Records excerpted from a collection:
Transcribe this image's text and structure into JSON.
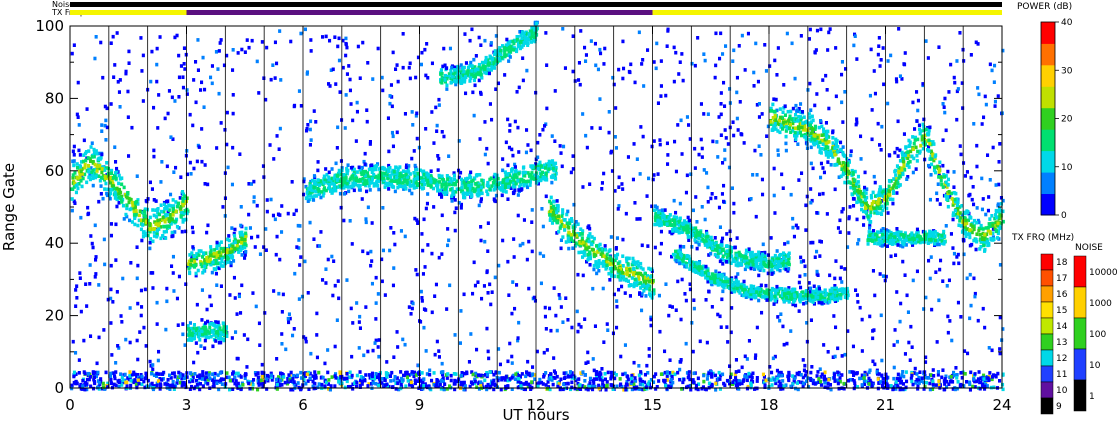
{
  "chart_data": {
    "type": "heatmap",
    "xlabel": "UT hours",
    "ylabel": "Range Gate",
    "xlim": [
      0,
      24
    ],
    "ylim": [
      0,
      100
    ],
    "x_ticks": [
      "0",
      "3",
      "6",
      "9",
      "12",
      "15",
      "18",
      "21",
      "24"
    ],
    "x_tick_values": [
      0,
      3,
      6,
      9,
      12,
      15,
      18,
      21,
      24
    ],
    "y_ticks": [
      "0",
      "20",
      "40",
      "60",
      "80",
      "100"
    ],
    "y_tick_values": [
      0,
      20,
      40,
      60,
      80,
      100
    ],
    "scan_boundaries": [
      1,
      2,
      3,
      4,
      5,
      6,
      7,
      8,
      9,
      10,
      11,
      12,
      13,
      14,
      15,
      16,
      17,
      18,
      19,
      20,
      21,
      22,
      23
    ],
    "top_bars": {
      "noise_label": "Noise",
      "txfreq_label": "TX Freq",
      "txfreq_segments": [
        {
          "start": 0,
          "end": 3,
          "color": "#f5f500"
        },
        {
          "start": 3,
          "end": 15,
          "color": "#5a1080"
        },
        {
          "start": 15,
          "end": 24,
          "color": "#f5f500"
        }
      ],
      "noise_color": "#000000"
    },
    "power_colorbar": {
      "title": "POWER (dB)",
      "ticks": [
        "40",
        "30",
        "20",
        "10",
        "0"
      ],
      "tick_values": [
        40,
        30,
        20,
        10,
        0
      ],
      "range": [
        0,
        40
      ],
      "colors": [
        "#0000ff",
        "#0080ff",
        "#00d8e8",
        "#00e070",
        "#30d020",
        "#c0e000",
        "#ffd000",
        "#ff7000",
        "#ff0000"
      ]
    },
    "txfreq_colorbar": {
      "title": "TX FRQ (MHz)",
      "labels": [
        "18",
        "17",
        "16",
        "15",
        "14",
        "13",
        "12",
        "11",
        "10",
        "9"
      ],
      "colors": [
        "#ff0000",
        "#ff5000",
        "#ffa000",
        "#ffe000",
        "#c0e800",
        "#30d020",
        "#00d8e8",
        "#2040ff",
        "#6010a0",
        "#000000"
      ]
    },
    "noise_colorbar": {
      "title": "NOISE",
      "labels": [
        "10000",
        "1000",
        "100",
        "10",
        "1"
      ],
      "colors": [
        "#ff0000",
        "#ffd000",
        "#30d020",
        "#2040ff",
        "#000000"
      ]
    },
    "series": [
      {
        "points": [
          [
            0.0,
            57
          ],
          [
            0.5,
            63
          ],
          [
            1.0,
            58
          ],
          [
            1.5,
            52
          ],
          [
            2.0,
            45
          ],
          [
            2.5,
            47
          ],
          [
            3.0,
            52
          ]
        ],
        "width": 8
      },
      {
        "points": [
          [
            3.0,
            35
          ],
          [
            3.5,
            36
          ],
          [
            4.0,
            38
          ],
          [
            4.5,
            42
          ]
        ],
        "width": 6
      },
      {
        "points": [
          [
            3.0,
            16
          ],
          [
            3.5,
            16
          ],
          [
            4.0,
            16
          ]
        ],
        "width": 4
      },
      {
        "points": [
          [
            6.0,
            55
          ],
          [
            7.0,
            58
          ],
          [
            8.0,
            59
          ],
          [
            9.0,
            58
          ],
          [
            10.0,
            56
          ],
          [
            11.0,
            57
          ],
          [
            12.0,
            60
          ],
          [
            12.5,
            61
          ]
        ],
        "width": 5
      },
      {
        "points": [
          [
            9.5,
            86
          ],
          [
            10.5,
            88
          ],
          [
            11.0,
            92
          ],
          [
            11.5,
            96
          ],
          [
            12.0,
            99
          ]
        ],
        "width": 4
      },
      {
        "points": [
          [
            12.3,
            50
          ],
          [
            13.0,
            42
          ],
          [
            13.5,
            38
          ],
          [
            14.0,
            34
          ],
          [
            14.5,
            32
          ],
          [
            15.0,
            29
          ]
        ],
        "width": 7
      },
      {
        "points": [
          [
            15.0,
            48
          ],
          [
            16.0,
            44
          ],
          [
            16.5,
            40
          ],
          [
            17.0,
            37
          ],
          [
            18.0,
            35
          ],
          [
            18.5,
            36
          ]
        ],
        "width": 4
      },
      {
        "points": [
          [
            15.5,
            38
          ],
          [
            16.5,
            31
          ],
          [
            17.5,
            27
          ],
          [
            18.5,
            26
          ],
          [
            19.5,
            26
          ],
          [
            20.0,
            27
          ]
        ],
        "width": 3
      },
      {
        "points": [
          [
            18.0,
            75
          ],
          [
            19.0,
            72
          ],
          [
            19.5,
            68
          ],
          [
            20.0,
            60
          ],
          [
            20.5,
            50
          ],
          [
            21.0,
            53
          ],
          [
            21.5,
            64
          ],
          [
            22.0,
            70
          ],
          [
            22.5,
            56
          ],
          [
            23.0,
            46
          ],
          [
            23.5,
            42
          ],
          [
            24.0,
            48
          ]
        ],
        "width": 7
      },
      {
        "points": [
          [
            20.5,
            42
          ],
          [
            21.5,
            42
          ],
          [
            22.5,
            42
          ]
        ],
        "width": 3
      }
    ]
  }
}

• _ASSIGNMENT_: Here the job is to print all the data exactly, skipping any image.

• _WRITTEN RESPONSE_:
Transcribe this image's text and structure into JSON.
{
  "chart_data": {
    "type": "heatmap",
    "xlabel": "UT hours",
    "ylabel": "Range Gate",
    "xlim": [
      0,
      24
    ],
    "ylim": [
      0,
      100
    ],
    "x_ticks": [
      "0",
      "3",
      "6",
      "9",
      "12",
      "15",
      "18",
      "21",
      "24"
    ],
    "x_tick_values": [
      0,
      3,
      6,
      9,
      12,
      15,
      18,
      21,
      24
    ],
    "y_ticks": [
      "0",
      "20",
      "40",
      "60",
      "80",
      "100"
    ],
    "y_tick_values": [
      0,
      20,
      40,
      60,
      80,
      100
    ],
    "scan_boundaries": [
      1,
      2,
      3,
      4,
      5,
      6,
      7,
      8,
      9,
      10,
      11,
      12,
      13,
      14,
      15,
      16,
      17,
      18,
      19,
      20,
      21,
      22,
      23
    ],
    "top_bars": {
      "noise_label": "Noise",
      "txfreq_label": "TX Freq",
      "txfreq_segments": [
        {
          "start": 0,
          "end": 3,
          "color": "#f5f500"
        },
        {
          "start": 3,
          "end": 15,
          "color": "#5a1080"
        },
        {
          "start": 15,
          "end": 24,
          "color": "#f5f500"
        }
      ],
      "noise_color": "#000000"
    },
    "power_colorbar": {
      "title": "POWER (dB)",
      "ticks": [
        "40",
        "30",
        "20",
        "10",
        "0"
      ],
      "tick_values": [
        40,
        30,
        20,
        10,
        0
      ],
      "range": [
        0,
        40
      ],
      "colors": [
        "#0000ff",
        "#0080ff",
        "#00d8e8",
        "#00e070",
        "#30d020",
        "#c0e000",
        "#ffd000",
        "#ff7000",
        "#ff0000"
      ]
    },
    "txfreq_colorbar": {
      "title": "TX FRQ (MHz)",
      "labels": [
        "18",
        "17",
        "16",
        "15",
        "14",
        "13",
        "12",
        "11",
        "10",
        "9"
      ],
      "colors": [
        "#ff0000",
        "#ff5000",
        "#ffa000",
        "#ffe000",
        "#c0e800",
        "#30d020",
        "#00d8e8",
        "#2040ff",
        "#6010a0",
        "#000000"
      ]
    },
    "noise_colorbar": {
      "title": "NOISE",
      "labels": [
        "10000",
        "1000",
        "100",
        "10",
        "1"
      ],
      "colors": [
        "#ff0000",
        "#ffd000",
        "#30d020",
        "#2040ff",
        "#000000"
      ]
    },
    "series": [
      {
        "points": [
          [
            0.0,
            57
          ],
          [
            0.5,
            63
          ],
          [
            1.0,
            58
          ],
          [
            1.5,
            52
          ],
          [
            2.0,
            45
          ],
          [
            2.5,
            47
          ],
          [
            3.0,
            52
          ]
        ],
        "width": 8
      },
      {
        "points": [
          [
            3.0,
            35
          ],
          [
            3.5,
            36
          ],
          [
            4.0,
            38
          ],
          [
            4.5,
            42
          ]
        ],
        "width": 6
      },
      {
        "points": [
          [
            3.0,
            16
          ],
          [
            3.5,
            16
          ],
          [
            4.0,
            16
          ]
        ],
        "width": 4
      },
      {
        "points": [
          [
            6.0,
            55
          ],
          [
            7.0,
            58
          ],
          [
            8.0,
            59
          ],
          [
            9.0,
            58
          ],
          [
            10.0,
            56
          ],
          [
            11.0,
            57
          ],
          [
            12.0,
            60
          ],
          [
            12.5,
            61
          ]
        ],
        "width": 5
      },
      {
        "points": [
          [
            9.5,
            86
          ],
          [
            10.5,
            88
          ],
          [
            11.0,
            92
          ],
          [
            11.5,
            96
          ],
          [
            12.0,
            99
          ]
        ],
        "width": 4
      },
      {
        "points": [
          [
            12.3,
            50
          ],
          [
            13.0,
            42
          ],
          [
            13.5,
            38
          ],
          [
            14.0,
            34
          ],
          [
            14.5,
            32
          ],
          [
            15.0,
            29
          ]
        ],
        "width": 7
      },
      {
        "points": [
          [
            15.0,
            48
          ],
          [
            16.0,
            44
          ],
          [
            16.5,
            40
          ],
          [
            17.0,
            37
          ],
          [
            18.0,
            35
          ],
          [
            18.5,
            36
          ]
        ],
        "width": 4
      },
      {
        "points": [
          [
            15.5,
            38
          ],
          [
            16.5,
            31
          ],
          [
            17.5,
            27
          ],
          [
            18.5,
            26
          ],
          [
            19.5,
            26
          ],
          [
            20.0,
            27
          ]
        ],
        "width": 3
      },
      {
        "points": [
          [
            18.0,
            75
          ],
          [
            19.0,
            72
          ],
          [
            19.5,
            68
          ],
          [
            20.0,
            60
          ],
          [
            20.5,
            50
          ],
          [
            21.0,
            53
          ],
          [
            21.5,
            64
          ],
          [
            22.0,
            70
          ],
          [
            22.5,
            56
          ],
          [
            23.0,
            46
          ],
          [
            23.5,
            42
          ],
          [
            24.0,
            48
          ]
        ],
        "width": 7
      },
      {
        "points": [
          [
            20.5,
            42
          ],
          [
            21.5,
            42
          ],
          [
            22.5,
            42
          ]
        ],
        "width": 3
      }
    ]
  }
}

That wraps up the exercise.